* The problem
Work out how many lines of the material below contain the word "hash", then write that number alone.

⟨

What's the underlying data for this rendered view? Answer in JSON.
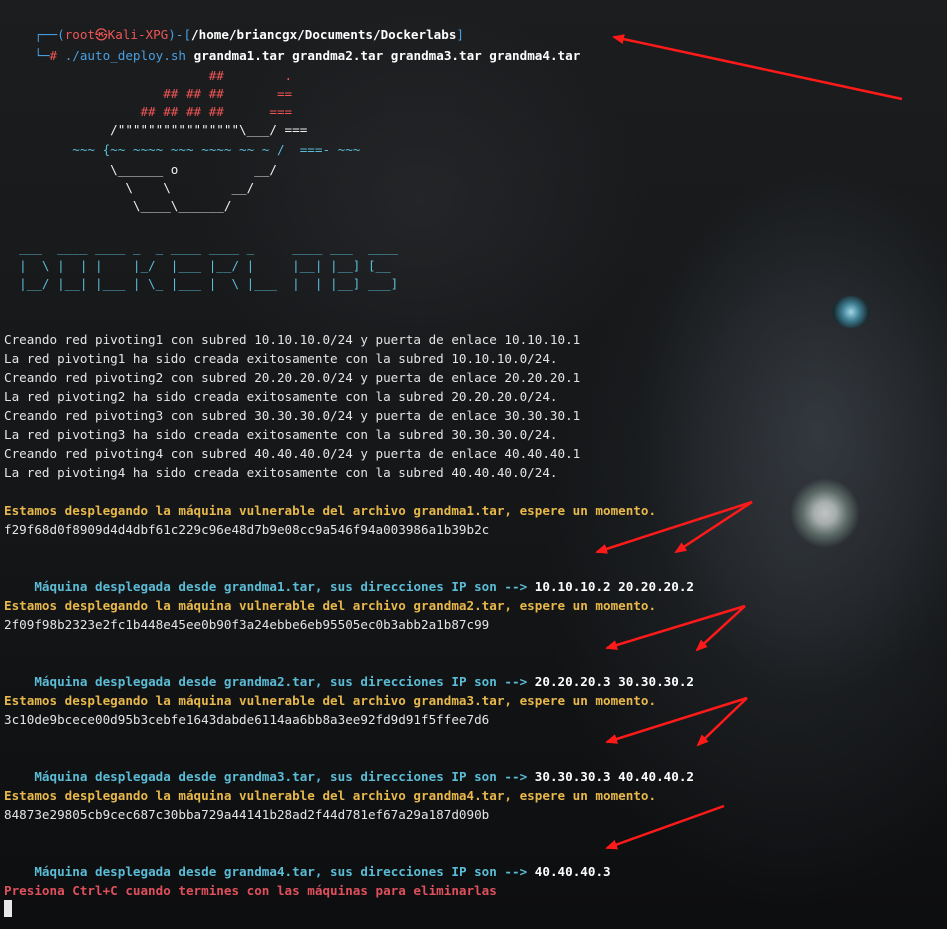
{
  "prompt": {
    "open": "┌──(",
    "user": "root㉿Kali-XPG",
    "mid": ")-[",
    "path": "/home/briancgx/Documents/Dockerlabs",
    "close": "]",
    "corner": "└─",
    "hash": "# ",
    "command": "./auto_deploy.sh",
    "args": "grandma1.tar grandma2.tar grandma3.tar grandma4.tar"
  },
  "ascii_whale": [
    "                           ##        .",
    "                     ## ## ##       ==",
    "                  ## ## ## ##      ===",
    "              /\"\"\"\"\"\"\"\"\"\"\"\"\"\"\"\"\\___/ ===",
    "         ~~~ {~~ ~~~~ ~~~ ~~~~ ~~ ~ /  ===- ~~~",
    "              \\______ o          __/",
    "                \\    \\        __/",
    "                 \\____\\______/"
  ],
  "ascii_logo": [
    "  ___  ____ ____ _  _ ____ ____ _     ____ ___  ____",
    "  |  \\ |  | |    |_/  |___ |__/ |     |__| |__] [__",
    "  |__/ |__| |___ | \\_ |___ |  \\ |___  |  | |__] ___]"
  ],
  "network_lines": [
    "Creando red pivoting1 con subred 10.10.10.0/24 y puerta de enlace 10.10.10.1",
    "La red pivoting1 ha sido creada exitosamente con la subred 10.10.10.0/24.",
    "Creando red pivoting2 con subred 20.20.20.0/24 y puerta de enlace 20.20.20.1",
    "La red pivoting2 ha sido creada exitosamente con la subred 20.20.20.0/24.",
    "Creando red pivoting3 con subred 30.30.30.0/24 y puerta de enlace 30.30.30.1",
    "La red pivoting3 ha sido creada exitosamente con la subred 30.30.30.0/24.",
    "Creando red pivoting4 con subred 40.40.40.0/24 y puerta de enlace 40.40.40.1",
    "La red pivoting4 ha sido creada exitosamente con la subred 40.40.40.0/24."
  ],
  "deployments": [
    {
      "status": "Estamos desplegando la máquina vulnerable del archivo grandma1.tar, espere un momento.",
      "hash": "f29f68d0f8909d4d4dbf61c229c96e48d7b9e08cc9a546f94a003986a1b39b2c",
      "result_label": "Máquina desplegada desde grandma1.tar, sus direcciones IP son -->",
      "ips": "10.10.10.2 20.20.20.2"
    },
    {
      "status": "Estamos desplegando la máquina vulnerable del archivo grandma2.tar, espere un momento.",
      "hash": "2f09f98b2323e2fc1b448e45ee0b90f3a24ebbe6eb95505ec0b3abb2a1b87c99",
      "result_label": "Máquina desplegada desde grandma2.tar, sus direcciones IP son -->",
      "ips": "20.20.20.3 30.30.30.2"
    },
    {
      "status": "Estamos desplegando la máquina vulnerable del archivo grandma3.tar, espere un momento.",
      "hash": "3c10de9bcece00d95b3cebfe1643dabde6114aa6bb8a3ee92fd9d91f5ffee7d6",
      "result_label": "Máquina desplegada desde grandma3.tar, sus direcciones IP son -->",
      "ips": "30.30.30.3 40.40.40.2"
    },
    {
      "status": "Estamos desplegando la máquina vulnerable del archivo grandma4.tar, espere un momento.",
      "hash": "84873e29805cb9cec687c30bba729a44141b28ad2f44d781ef67a29a187d090b",
      "result_label": "Máquina desplegada desde grandma4.tar, sus direcciones IP son -->",
      "ips": "40.40.40.3"
    }
  ],
  "final_message": "Presiona Ctrl+C cuando termines con las máquinas para eliminarlas",
  "colors": {
    "prompt_frame": "#4a9fe0",
    "prompt_user": "#ef5555",
    "status_yellow": "#e8b84b",
    "result_cyan": "#5bbcd6",
    "final_red": "#e0505c",
    "annotation_arrow": "#ff1a1a"
  }
}
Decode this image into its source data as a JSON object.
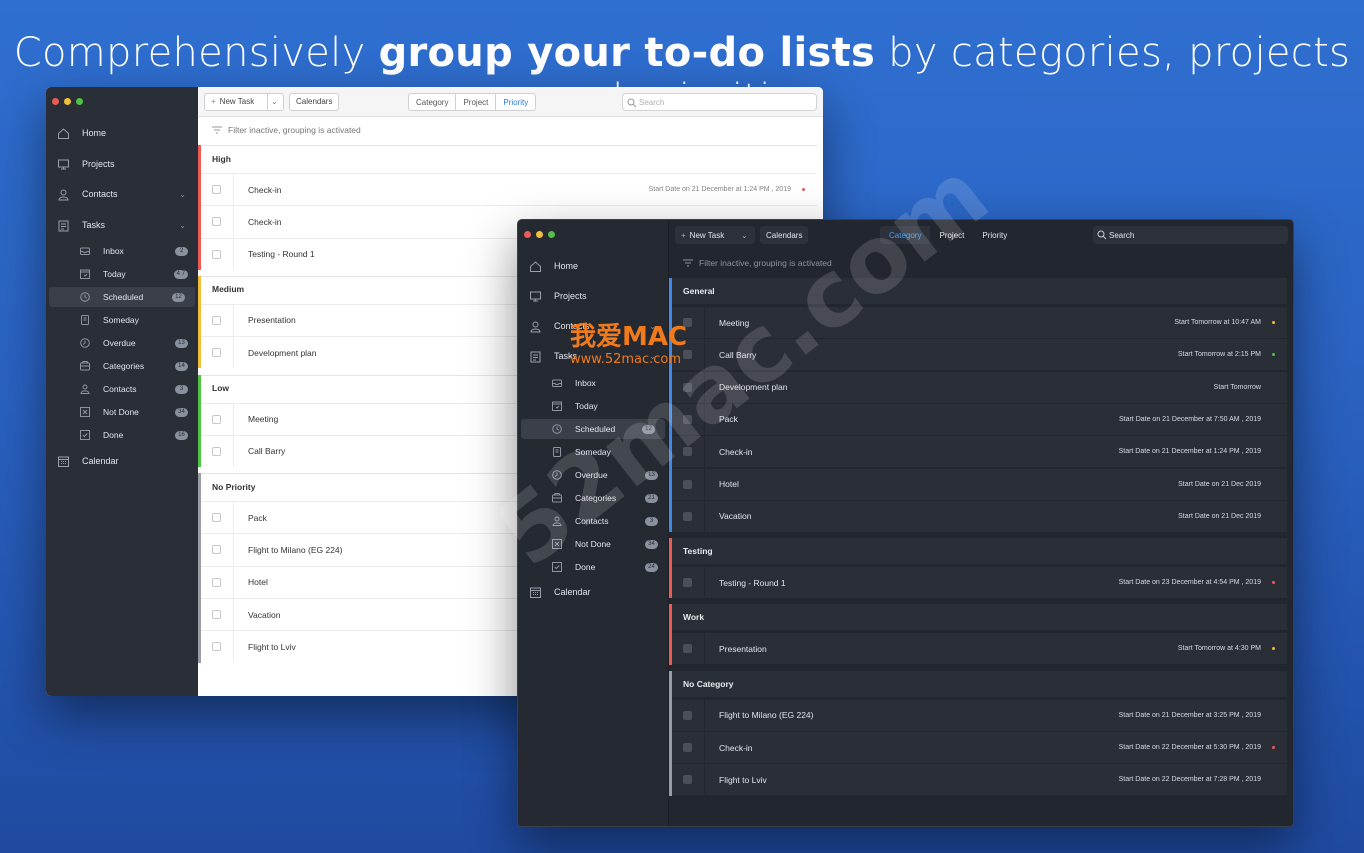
{
  "headline": {
    "pre": "Comprehensively ",
    "bold": "group your to-do lists",
    "post": " by categories, projects and priorities"
  },
  "colors": {
    "red": "#ec5b56",
    "yellow": "#f2be3a",
    "green": "#52c246",
    "gray": "#9a9da3",
    "blue": "#3f8ae8"
  },
  "light": {
    "nav": {
      "home": "Home",
      "projects": "Projects",
      "contacts": "Contacts",
      "tasks": "Tasks",
      "calendar": "Calendar"
    },
    "sub": [
      {
        "label": "Inbox",
        "count": "2",
        "icon": "inbox-icon"
      },
      {
        "label": "Today",
        "count": "4 7",
        "icon": "today-icon"
      },
      {
        "label": "Scheduled",
        "count": "12",
        "icon": "clock-icon"
      },
      {
        "label": "Someday",
        "count": "",
        "icon": "someday-icon"
      },
      {
        "label": "Overdue",
        "count": "13",
        "icon": "overdue-icon"
      },
      {
        "label": "Categories",
        "count": "14",
        "icon": "categories-icon"
      },
      {
        "label": "Contacts",
        "count": "3",
        "icon": "contacts-icon"
      },
      {
        "label": "Not Done",
        "count": "34",
        "icon": "not-done-icon"
      },
      {
        "label": "Done",
        "count": "16",
        "icon": "done-icon"
      }
    ],
    "toolbar": {
      "new_task": "New Task",
      "calendars": "Calendars",
      "seg": [
        "Category",
        "Project",
        "Priority"
      ],
      "search": "Search"
    },
    "filter": "Filter inactive, grouping is activated",
    "groups": [
      {
        "name": "High",
        "rows": [
          {
            "title": "Check-in",
            "date": "Start Date on 21 December at 1:24 PM , 2019"
          },
          {
            "title": "Check-in",
            "date": ""
          },
          {
            "title": "Testing - Round 1",
            "date": ""
          }
        ]
      },
      {
        "name": "Medium",
        "rows": [
          {
            "title": "Presentation",
            "date": ""
          },
          {
            "title": "Development plan",
            "date": ""
          }
        ]
      },
      {
        "name": "Low",
        "rows": [
          {
            "title": "Meeting",
            "date": ""
          },
          {
            "title": "Call Barry",
            "date": ""
          }
        ]
      },
      {
        "name": "No Priority",
        "rows": [
          {
            "title": "Pack",
            "date": ""
          },
          {
            "title": "Flight to Milano (EG 224)",
            "date": ""
          },
          {
            "title": "Hotel",
            "date": ""
          },
          {
            "title": "Vacation",
            "date": ""
          },
          {
            "title": "Flight to Lviv",
            "date": ""
          }
        ]
      }
    ]
  },
  "dark": {
    "nav": {
      "home": "Home",
      "projects": "Projects",
      "contacts": "Contacts",
      "tasks": "Tasks",
      "calendar": "Calendar"
    },
    "sub": [
      {
        "label": "Inbox",
        "count": ""
      },
      {
        "label": "Today",
        "count": ""
      },
      {
        "label": "Scheduled",
        "count": "12"
      },
      {
        "label": "Someday",
        "count": ""
      },
      {
        "label": "Overdue",
        "count": "13"
      },
      {
        "label": "Categories",
        "count": "21"
      },
      {
        "label": "Contacts",
        "count": "3"
      },
      {
        "label": "Not Done",
        "count": "34"
      },
      {
        "label": "Done",
        "count": "24"
      }
    ],
    "toolbar": {
      "new_task": "New Task",
      "calendars": "Calendars",
      "seg": [
        "Category",
        "Project",
        "Priority"
      ],
      "search": "Search"
    },
    "filter": "Filter inactive, grouping is activated",
    "groups": [
      {
        "name": "General",
        "rows": [
          {
            "title": "Meeting",
            "date": "Start Tomorrow at 10:47 AM"
          },
          {
            "title": "Call Barry",
            "date": "Start Tomorrow at 2:15 PM"
          },
          {
            "title": "Development plan",
            "date": "Start Tomorrow"
          },
          {
            "title": "Pack",
            "date": "Start Date on 21 December at 7:50 AM , 2019"
          },
          {
            "title": "Check-in",
            "date": "Start Date on 21 December at 1:24 PM , 2019"
          },
          {
            "title": "Hotel",
            "date": "Start Date on 21 Dec 2019"
          },
          {
            "title": "Vacation",
            "date": "Start Date on 21 Dec 2019"
          }
        ]
      },
      {
        "name": "Testing",
        "rows": [
          {
            "title": "Testing - Round 1",
            "date": "Start Date on 23 December at 4:54 PM , 2019"
          }
        ]
      },
      {
        "name": "Work",
        "rows": [
          {
            "title": "Presentation",
            "date": "Start Tomorrow at 4:30 PM"
          }
        ]
      },
      {
        "name": "No Category",
        "rows": [
          {
            "title": "Flight to Milano (EG 224)",
            "date": "Start Date on 21 December at 3:25 PM , 2019"
          },
          {
            "title": "Check-in",
            "date": "Start Date on 22 December at 5:30 PM , 2019"
          },
          {
            "title": "Flight to Lviv",
            "date": "Start Date on 22 December at 7:28 PM , 2019"
          }
        ]
      }
    ]
  },
  "watermark": {
    "brand": "我爱MAC",
    "url": "www.52mac.com",
    "diag": "52mac.com"
  }
}
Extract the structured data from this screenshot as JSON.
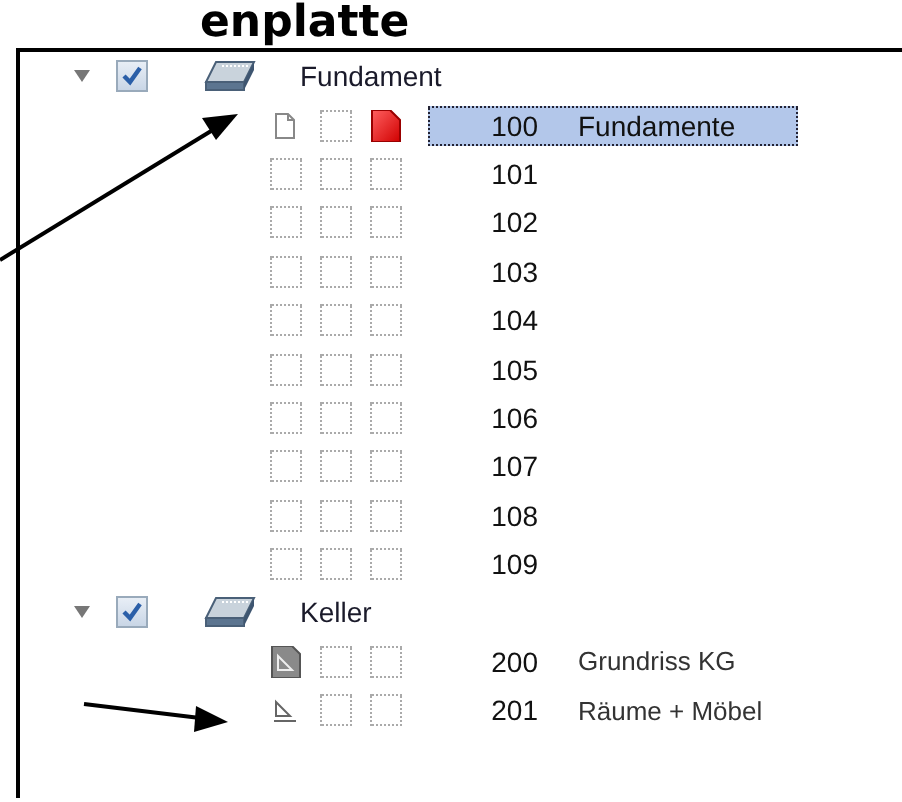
{
  "heading": "enplatte",
  "groups": [
    {
      "name": "Fundament",
      "expanded": true,
      "checked": true,
      "items": [
        {
          "number": "100",
          "name": "Fundamente",
          "selected": true,
          "slots": [
            {
              "kind": "page"
            },
            {
              "kind": "blank"
            },
            {
              "kind": "red-page"
            }
          ]
        },
        {
          "number": "101",
          "selected": false,
          "slots": [
            {
              "kind": "blank"
            },
            {
              "kind": "blank"
            },
            {
              "kind": "blank"
            }
          ]
        },
        {
          "number": "102",
          "selected": false,
          "slots": [
            {
              "kind": "blank"
            },
            {
              "kind": "blank"
            },
            {
              "kind": "blank"
            }
          ]
        },
        {
          "number": "103",
          "selected": false,
          "slots": [
            {
              "kind": "blank"
            },
            {
              "kind": "blank"
            },
            {
              "kind": "blank"
            }
          ]
        },
        {
          "number": "104",
          "selected": false,
          "slots": [
            {
              "kind": "blank"
            },
            {
              "kind": "blank"
            },
            {
              "kind": "blank"
            }
          ]
        },
        {
          "number": "105",
          "selected": false,
          "slots": [
            {
              "kind": "blank"
            },
            {
              "kind": "blank"
            },
            {
              "kind": "blank"
            }
          ]
        },
        {
          "number": "106",
          "selected": false,
          "slots": [
            {
              "kind": "blank"
            },
            {
              "kind": "blank"
            },
            {
              "kind": "blank"
            }
          ]
        },
        {
          "number": "107",
          "selected": false,
          "slots": [
            {
              "kind": "blank"
            },
            {
              "kind": "blank"
            },
            {
              "kind": "blank"
            }
          ]
        },
        {
          "number": "108",
          "selected": false,
          "slots": [
            {
              "kind": "blank"
            },
            {
              "kind": "blank"
            },
            {
              "kind": "blank"
            }
          ]
        },
        {
          "number": "109",
          "selected": false,
          "slots": [
            {
              "kind": "blank"
            },
            {
              "kind": "blank"
            },
            {
              "kind": "blank"
            }
          ]
        }
      ]
    },
    {
      "name": "Keller",
      "expanded": true,
      "checked": true,
      "items": [
        {
          "number": "200",
          "name": "Grundriss KG",
          "selected": false,
          "slots": [
            {
              "kind": "plan-dark"
            },
            {
              "kind": "blank"
            },
            {
              "kind": "blank"
            }
          ]
        },
        {
          "number": "201",
          "name": "Räume + Möbel",
          "selected": false,
          "slots": [
            {
              "kind": "plan"
            },
            {
              "kind": "blank"
            },
            {
              "kind": "blank"
            }
          ]
        }
      ]
    }
  ]
}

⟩

* Exercise answer
5